(Element data from apps and pages)

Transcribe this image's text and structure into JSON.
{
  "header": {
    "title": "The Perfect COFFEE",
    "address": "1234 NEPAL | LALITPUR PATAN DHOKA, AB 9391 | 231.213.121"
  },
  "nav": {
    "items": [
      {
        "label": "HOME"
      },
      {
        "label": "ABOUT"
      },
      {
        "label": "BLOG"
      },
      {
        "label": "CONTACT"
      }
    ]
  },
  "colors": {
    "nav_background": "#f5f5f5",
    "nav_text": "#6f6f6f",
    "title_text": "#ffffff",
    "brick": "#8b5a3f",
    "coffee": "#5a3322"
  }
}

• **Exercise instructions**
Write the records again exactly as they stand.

• **Answer to this task**
Transcribe this image's text and structure into JSON.
{
  "header": {
    "title": "The Perfect COFFEE",
    "address": "1234 NEPAL | LALITPUR PATAN DHOKA, AB 9391 | 231.213.121"
  },
  "nav": {
    "items": [
      {
        "label": "HOME"
      },
      {
        "label": "ABOUT"
      },
      {
        "label": "BLOG"
      },
      {
        "label": "CONTACT"
      }
    ]
  },
  "colors": {
    "nav_background": "#f5f5f5",
    "nav_text": "#6f6f6f",
    "title_text": "#ffffff",
    "brick": "#8b5a3f",
    "coffee": "#5a3322"
  }
}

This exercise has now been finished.